His chef: “The president’s favorite meal was Sunday brunch when I would do a fresh seafood platter for him and serve it in the private dining room in his city apartment. Not even his family joined him for this meal. We established a comfortable routine over the years. The guard would let me into the apartment at 9:00 a.m. I brought all the ingredients uncooked with me and prepared the meal in his own kitchen as quietly as I could so as not to wake him. I had equipped the kitchen to meet my needs and did tasks there that I had long abandoned doing in that main presidential residence kitchens – things like disemboweling crayfish using their own _________; de-_________ sea snails; beheading prawns. These are normally jobs for lowly kitchen boys; but in his quiet kitchen on a Sunday, I grew fond of doing my own dirty work. I communed with an earlier self that way – remembered my own humble beginnings. It reminded me of my respect for processes – the satisfaction of peeling, and chopping, and mincing and grating – all the myriad ways one could put a culinary world in order. I can’t deny the pride I felt knowing that each item I prepared in that kitchen would nourish the president.
As soon as I arrived I would place the live _________ on the floor of the pantry. They were always tense from being transported and had to calm down before I could kill them. Otherwise the flesh would be tough. I would leave them there until everything else was almost ready, then creep up on them and hit them on their soft underbellies with the end of a rolling pin. If they sensed me coming, they contracted like a heart muscle and were wasted.”
His barber: “The president was meticulous about his facial hair; same with his ear and nostril hair. He insisted that I use tweezers to dig deep into his orifices to root out the hair at its source, which inevitably inflicted pain. And he swore and threw things against the wall to cope, and afterward panted like a dog in heat. I secretly suspected he liked it.
He had a daily late afternoon appointment with me in preparation for evening functions. His hair grew fast and blue. And by the end of each day his stubble showed its color. But the ear and nostril ritual I performed only weekly. Like all men, the president’s favorite part of the session was the lathering. The brush I used was soft but firm, and the shaving soap lathered easily with moisture and needed little encouragement. I made small circles on his lower face until the soap foamed. I know it felt good. For me the satisfaction was in de-lathering. I would sharpen my knife in front of the president.
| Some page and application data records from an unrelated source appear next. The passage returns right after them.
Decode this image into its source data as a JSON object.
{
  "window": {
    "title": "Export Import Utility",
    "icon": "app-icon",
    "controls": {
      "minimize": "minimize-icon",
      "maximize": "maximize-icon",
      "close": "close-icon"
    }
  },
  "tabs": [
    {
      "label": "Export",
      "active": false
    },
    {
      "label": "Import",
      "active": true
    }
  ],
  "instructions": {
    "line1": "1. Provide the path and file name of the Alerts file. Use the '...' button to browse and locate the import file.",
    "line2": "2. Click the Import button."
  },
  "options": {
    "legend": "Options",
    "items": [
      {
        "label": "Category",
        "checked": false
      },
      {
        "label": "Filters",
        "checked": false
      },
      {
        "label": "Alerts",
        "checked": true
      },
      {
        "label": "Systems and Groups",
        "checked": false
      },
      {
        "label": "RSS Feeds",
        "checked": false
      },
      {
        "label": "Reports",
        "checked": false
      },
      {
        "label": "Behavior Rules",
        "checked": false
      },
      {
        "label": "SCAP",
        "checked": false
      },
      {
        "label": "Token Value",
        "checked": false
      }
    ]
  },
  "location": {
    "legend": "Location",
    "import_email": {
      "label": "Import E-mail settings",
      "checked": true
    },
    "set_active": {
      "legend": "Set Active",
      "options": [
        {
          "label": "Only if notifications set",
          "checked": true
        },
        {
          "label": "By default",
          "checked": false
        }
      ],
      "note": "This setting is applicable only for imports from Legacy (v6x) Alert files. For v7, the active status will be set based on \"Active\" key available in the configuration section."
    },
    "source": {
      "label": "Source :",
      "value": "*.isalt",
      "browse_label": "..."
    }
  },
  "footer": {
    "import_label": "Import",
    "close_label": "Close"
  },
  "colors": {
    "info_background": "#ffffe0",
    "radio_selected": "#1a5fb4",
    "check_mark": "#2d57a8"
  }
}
And he would wince from the sound, but he never open his eyes to look, which could be interpreted as a sign of either cowardice or bravery. Then I would take his head firmly between my hands and tilt it backward. This was the moment I waited for each day. With a brisk twist of my hands I could have snapped his neck; slit his throat with a knife flick; but I did neither. I would start at the bottom of his neck with the blade and glide it slowly upward, watching the stubble mingle with the foam.
Every evening the floor of my shop would be covered with hair. Hair is an extension of self. I believe it has power. When I looked at the hair of so many people lying tangled on the floor, it was like seeing earlier selves and discarded personality ticks made manifest. So I never threw it away. My assistant swept it into a heap, then bottled it to keep on shelves in the back room.” Recorded on: 12/6/07